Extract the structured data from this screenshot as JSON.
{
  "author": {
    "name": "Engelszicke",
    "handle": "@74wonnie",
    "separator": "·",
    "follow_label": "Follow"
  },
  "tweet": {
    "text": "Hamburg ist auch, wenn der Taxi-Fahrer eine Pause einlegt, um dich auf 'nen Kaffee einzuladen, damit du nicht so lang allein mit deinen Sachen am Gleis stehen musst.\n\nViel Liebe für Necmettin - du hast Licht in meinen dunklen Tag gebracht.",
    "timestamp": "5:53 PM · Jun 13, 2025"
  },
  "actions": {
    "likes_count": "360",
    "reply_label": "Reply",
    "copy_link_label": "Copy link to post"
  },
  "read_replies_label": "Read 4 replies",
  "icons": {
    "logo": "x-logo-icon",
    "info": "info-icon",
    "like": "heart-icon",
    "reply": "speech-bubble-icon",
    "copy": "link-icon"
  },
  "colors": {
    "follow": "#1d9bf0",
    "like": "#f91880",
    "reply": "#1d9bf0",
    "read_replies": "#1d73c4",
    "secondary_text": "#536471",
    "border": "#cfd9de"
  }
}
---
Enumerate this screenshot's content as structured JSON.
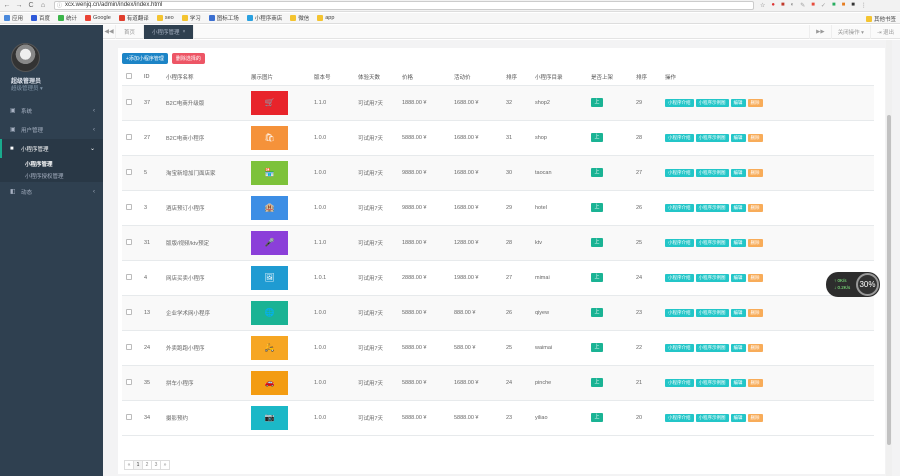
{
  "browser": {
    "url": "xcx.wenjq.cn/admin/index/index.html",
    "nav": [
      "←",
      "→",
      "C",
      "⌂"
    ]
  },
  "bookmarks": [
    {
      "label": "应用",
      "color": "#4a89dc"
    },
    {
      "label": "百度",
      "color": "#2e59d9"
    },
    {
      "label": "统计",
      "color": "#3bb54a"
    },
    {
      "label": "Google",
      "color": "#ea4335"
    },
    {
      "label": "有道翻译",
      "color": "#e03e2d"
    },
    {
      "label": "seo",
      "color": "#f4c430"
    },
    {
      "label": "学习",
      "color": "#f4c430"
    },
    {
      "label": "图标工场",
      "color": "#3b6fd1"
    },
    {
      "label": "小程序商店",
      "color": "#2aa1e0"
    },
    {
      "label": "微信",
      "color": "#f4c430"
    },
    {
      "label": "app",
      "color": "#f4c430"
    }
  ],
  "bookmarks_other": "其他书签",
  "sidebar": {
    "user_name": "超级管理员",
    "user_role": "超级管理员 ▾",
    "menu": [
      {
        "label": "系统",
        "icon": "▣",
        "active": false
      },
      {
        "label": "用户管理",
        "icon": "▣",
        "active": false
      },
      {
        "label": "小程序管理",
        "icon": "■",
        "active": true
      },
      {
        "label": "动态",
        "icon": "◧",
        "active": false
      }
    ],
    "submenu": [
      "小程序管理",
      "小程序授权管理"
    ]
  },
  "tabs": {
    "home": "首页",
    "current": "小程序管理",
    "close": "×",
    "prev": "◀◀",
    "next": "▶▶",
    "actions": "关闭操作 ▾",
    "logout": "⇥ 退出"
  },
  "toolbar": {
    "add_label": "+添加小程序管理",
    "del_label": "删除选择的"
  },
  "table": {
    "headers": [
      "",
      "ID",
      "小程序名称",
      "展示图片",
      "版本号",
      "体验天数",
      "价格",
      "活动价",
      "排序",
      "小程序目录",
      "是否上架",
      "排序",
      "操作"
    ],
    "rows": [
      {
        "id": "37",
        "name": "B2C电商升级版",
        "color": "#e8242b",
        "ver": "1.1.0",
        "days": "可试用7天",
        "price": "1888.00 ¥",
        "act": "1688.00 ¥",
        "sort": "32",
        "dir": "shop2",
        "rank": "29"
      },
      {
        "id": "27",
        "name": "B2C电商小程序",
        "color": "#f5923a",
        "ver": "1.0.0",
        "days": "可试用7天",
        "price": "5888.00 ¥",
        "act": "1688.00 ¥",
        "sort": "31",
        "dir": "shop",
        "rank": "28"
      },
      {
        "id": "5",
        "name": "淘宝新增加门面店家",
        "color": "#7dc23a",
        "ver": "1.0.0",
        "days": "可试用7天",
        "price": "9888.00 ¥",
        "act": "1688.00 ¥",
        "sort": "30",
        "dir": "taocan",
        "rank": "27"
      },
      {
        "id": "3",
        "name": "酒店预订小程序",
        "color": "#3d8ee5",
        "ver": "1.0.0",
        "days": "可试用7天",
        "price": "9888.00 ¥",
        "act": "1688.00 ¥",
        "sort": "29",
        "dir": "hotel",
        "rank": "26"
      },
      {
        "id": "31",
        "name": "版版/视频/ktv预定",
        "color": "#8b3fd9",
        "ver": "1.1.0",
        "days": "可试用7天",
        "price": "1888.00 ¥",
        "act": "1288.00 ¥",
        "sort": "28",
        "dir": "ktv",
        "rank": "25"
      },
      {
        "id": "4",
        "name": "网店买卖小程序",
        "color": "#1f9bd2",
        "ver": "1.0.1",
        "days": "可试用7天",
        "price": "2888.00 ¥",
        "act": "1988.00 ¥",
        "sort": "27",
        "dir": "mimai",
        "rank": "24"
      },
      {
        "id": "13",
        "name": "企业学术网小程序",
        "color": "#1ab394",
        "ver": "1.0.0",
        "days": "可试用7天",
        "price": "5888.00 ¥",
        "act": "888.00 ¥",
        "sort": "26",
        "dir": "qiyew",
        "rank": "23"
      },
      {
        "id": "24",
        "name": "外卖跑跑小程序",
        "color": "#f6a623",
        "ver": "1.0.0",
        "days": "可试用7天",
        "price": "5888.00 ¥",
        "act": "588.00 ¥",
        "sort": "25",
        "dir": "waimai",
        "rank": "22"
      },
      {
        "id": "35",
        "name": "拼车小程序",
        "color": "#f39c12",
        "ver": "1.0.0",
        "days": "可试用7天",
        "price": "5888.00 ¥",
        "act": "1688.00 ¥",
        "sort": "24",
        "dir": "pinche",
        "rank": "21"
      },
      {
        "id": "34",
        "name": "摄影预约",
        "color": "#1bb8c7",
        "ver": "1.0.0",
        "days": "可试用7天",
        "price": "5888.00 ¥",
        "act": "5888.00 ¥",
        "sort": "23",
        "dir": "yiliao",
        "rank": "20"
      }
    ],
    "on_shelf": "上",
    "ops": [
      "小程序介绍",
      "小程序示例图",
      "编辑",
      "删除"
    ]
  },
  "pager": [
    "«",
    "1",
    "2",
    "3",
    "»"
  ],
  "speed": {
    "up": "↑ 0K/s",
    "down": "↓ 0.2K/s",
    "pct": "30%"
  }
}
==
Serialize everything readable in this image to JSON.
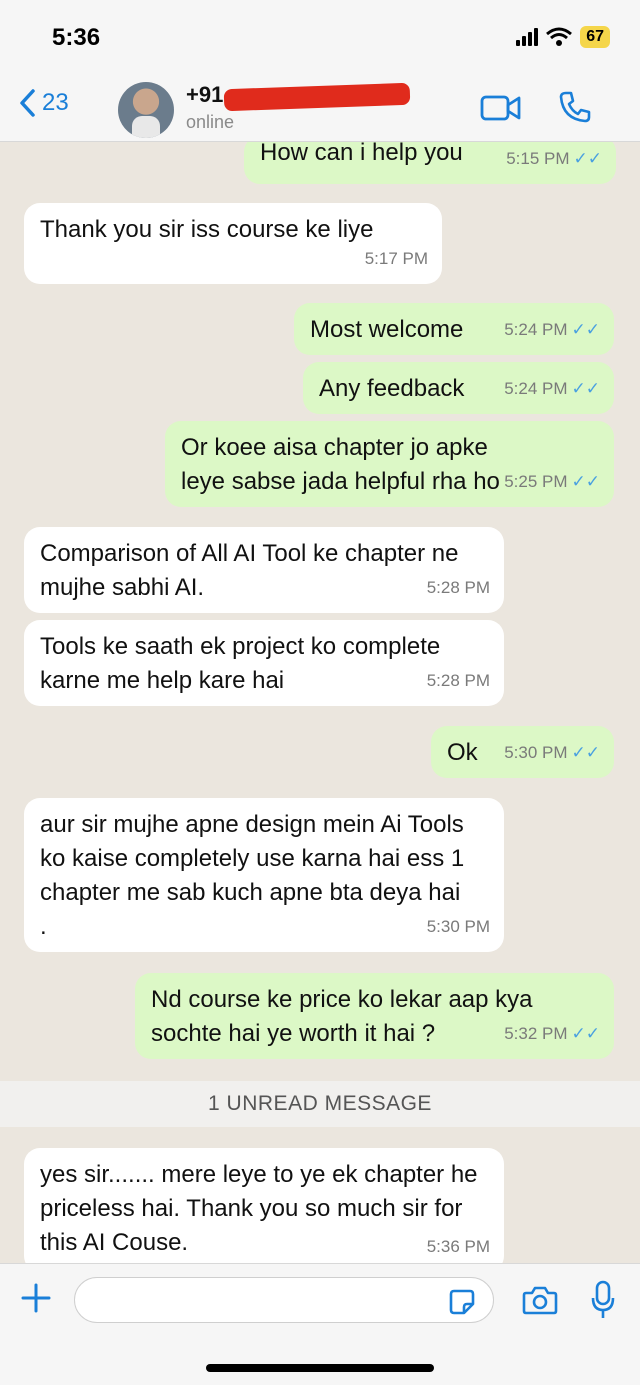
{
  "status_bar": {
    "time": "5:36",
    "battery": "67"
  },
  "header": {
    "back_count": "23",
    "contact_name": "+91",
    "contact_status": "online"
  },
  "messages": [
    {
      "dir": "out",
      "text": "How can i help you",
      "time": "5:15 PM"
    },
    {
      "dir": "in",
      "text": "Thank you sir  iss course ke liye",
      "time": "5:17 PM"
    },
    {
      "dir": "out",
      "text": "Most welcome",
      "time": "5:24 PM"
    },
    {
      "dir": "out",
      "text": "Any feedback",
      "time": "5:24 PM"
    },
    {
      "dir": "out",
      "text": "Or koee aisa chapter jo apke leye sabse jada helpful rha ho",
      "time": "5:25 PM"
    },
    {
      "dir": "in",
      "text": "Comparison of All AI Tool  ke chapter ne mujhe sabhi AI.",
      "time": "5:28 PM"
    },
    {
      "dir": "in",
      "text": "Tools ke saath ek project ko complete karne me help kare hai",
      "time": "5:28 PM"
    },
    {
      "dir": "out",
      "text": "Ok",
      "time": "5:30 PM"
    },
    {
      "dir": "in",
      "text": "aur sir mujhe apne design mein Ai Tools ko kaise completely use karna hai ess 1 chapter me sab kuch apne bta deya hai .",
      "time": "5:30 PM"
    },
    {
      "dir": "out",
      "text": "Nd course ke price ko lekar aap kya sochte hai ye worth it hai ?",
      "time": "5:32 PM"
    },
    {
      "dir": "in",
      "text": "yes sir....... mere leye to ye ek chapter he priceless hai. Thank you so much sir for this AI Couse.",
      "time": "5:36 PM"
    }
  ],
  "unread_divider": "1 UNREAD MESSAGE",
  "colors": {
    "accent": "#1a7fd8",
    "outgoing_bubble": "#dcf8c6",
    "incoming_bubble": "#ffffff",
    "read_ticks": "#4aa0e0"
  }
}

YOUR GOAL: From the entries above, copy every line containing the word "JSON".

RESPONSE TO THIS EXERCISE:
Extract the structured data from this screenshot as JSON.
Enumerate this screenshot's content as structured JSON.
Serialize everything readable in this image to JSON.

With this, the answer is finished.